The Importance of Education and Knowledge

By Chengru Long (Harvard College Undergraduate)

Let’s be honest: when Donald Trump first announced he was running for president, we all thought it was a joke. It seemed like just another one of his ploys for publicity. And when he got the Republican nomination, I laughed because this meant Hillary had secured the presidency. Even as the first polls closed, I joked about the possibility of Donald Trump winning. As the night wore on, laughter soon turned into fear and ultimately ended in tears. 

The scariest part of Trump winning the presidency was knowing that millions of Americans shared the same hateful views on the LGBTQ+ community, women, Muslims, and immigrants. My family and I immigrated to the United States over a decade ago, and it hurts to know that so many Americans are anti-my family and anti-me. 

A person close to me actually expressed his anti-immigrant views to me after the election. When I asked him why, his reasoning was completely based off untrue information. This really made me realize the importance of education and knowledge.

So many ignorant comments on immigrants derive from misconceptions, so I want to briefly debunk some common myths:

“Immigrants are stealing our jobs.” False. There is a higher demand for low-paying jobs than Americans are supplying. Americans are either unwilling to take these jobs or have skills that qualify them for higher-paying jobs.

“Immigrants bring crime.” False. There are so many studies that show that immigrants are far less likely than native born Americans to commit crimes.
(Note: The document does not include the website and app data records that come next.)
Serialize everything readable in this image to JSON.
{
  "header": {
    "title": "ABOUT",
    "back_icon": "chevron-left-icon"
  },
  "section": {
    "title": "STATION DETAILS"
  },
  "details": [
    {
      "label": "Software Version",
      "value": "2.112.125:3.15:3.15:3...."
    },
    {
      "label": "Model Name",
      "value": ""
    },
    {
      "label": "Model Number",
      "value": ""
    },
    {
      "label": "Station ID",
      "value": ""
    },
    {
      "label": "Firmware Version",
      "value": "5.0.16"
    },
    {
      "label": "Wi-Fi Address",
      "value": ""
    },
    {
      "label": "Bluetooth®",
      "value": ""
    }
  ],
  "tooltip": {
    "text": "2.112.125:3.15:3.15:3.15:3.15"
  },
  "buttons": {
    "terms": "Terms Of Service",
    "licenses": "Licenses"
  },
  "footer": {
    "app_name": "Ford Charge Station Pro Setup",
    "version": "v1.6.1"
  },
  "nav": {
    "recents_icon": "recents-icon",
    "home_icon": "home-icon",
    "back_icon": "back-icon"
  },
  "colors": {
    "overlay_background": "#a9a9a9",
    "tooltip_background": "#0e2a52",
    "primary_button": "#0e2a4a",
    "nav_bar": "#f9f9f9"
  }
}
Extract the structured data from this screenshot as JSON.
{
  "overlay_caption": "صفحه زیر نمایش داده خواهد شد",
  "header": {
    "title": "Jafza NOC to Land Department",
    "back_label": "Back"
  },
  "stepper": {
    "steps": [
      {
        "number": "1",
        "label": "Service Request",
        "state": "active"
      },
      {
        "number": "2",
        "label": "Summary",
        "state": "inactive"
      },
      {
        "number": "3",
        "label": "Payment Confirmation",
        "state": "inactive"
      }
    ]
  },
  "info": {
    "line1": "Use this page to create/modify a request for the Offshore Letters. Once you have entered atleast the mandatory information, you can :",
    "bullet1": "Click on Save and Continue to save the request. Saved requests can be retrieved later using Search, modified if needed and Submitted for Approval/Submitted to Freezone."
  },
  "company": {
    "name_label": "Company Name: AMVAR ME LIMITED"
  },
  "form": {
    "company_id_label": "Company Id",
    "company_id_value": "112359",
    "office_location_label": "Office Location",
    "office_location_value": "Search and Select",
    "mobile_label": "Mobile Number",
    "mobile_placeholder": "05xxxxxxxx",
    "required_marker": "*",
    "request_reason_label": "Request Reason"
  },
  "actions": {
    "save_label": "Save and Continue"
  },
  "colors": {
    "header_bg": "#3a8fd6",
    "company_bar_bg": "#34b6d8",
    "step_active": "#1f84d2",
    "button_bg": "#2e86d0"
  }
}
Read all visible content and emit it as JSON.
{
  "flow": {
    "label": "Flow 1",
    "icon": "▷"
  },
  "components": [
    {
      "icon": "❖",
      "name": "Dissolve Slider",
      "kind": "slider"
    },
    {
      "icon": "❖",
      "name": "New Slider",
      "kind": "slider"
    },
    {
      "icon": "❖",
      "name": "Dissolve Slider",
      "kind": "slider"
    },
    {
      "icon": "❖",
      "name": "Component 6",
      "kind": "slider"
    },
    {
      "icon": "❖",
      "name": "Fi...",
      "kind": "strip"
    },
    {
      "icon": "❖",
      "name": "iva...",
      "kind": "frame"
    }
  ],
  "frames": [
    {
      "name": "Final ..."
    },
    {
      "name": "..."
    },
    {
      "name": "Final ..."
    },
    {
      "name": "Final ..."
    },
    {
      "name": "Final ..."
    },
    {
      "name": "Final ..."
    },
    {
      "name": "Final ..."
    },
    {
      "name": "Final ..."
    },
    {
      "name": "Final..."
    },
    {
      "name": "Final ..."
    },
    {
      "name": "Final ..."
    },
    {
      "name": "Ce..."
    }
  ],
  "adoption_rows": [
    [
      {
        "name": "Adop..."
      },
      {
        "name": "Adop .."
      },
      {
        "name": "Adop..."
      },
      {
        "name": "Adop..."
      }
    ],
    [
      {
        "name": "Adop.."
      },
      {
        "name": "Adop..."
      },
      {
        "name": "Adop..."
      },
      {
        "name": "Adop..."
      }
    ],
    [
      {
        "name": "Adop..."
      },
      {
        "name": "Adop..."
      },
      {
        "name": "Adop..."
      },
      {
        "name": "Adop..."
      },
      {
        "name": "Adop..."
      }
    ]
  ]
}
An increase in immigration actually correlates to a decrease in crime rates.

“Undocumented immigrants don’t pay taxes but still get government benefits.” False. Undocumented immigrants actually pay billions in taxes every year and do not qualify for welfare.

It is scary to know how many people are willing to accept any information presented to them without researching the facts themselves and then forming their opinions around false information. However, we shouldn’t be distancing ourselves from these people with hateful views. Instead, it should be our goal to educate these people and to ultimately work together towards reform. 

I believe in the good in people and I am optimistic about change; however, in this moment, I am still in a daze. A Trump presidency started out as a joke to me, so I am working towards processing the results. However, deep down, I’m still waiting for the punchline.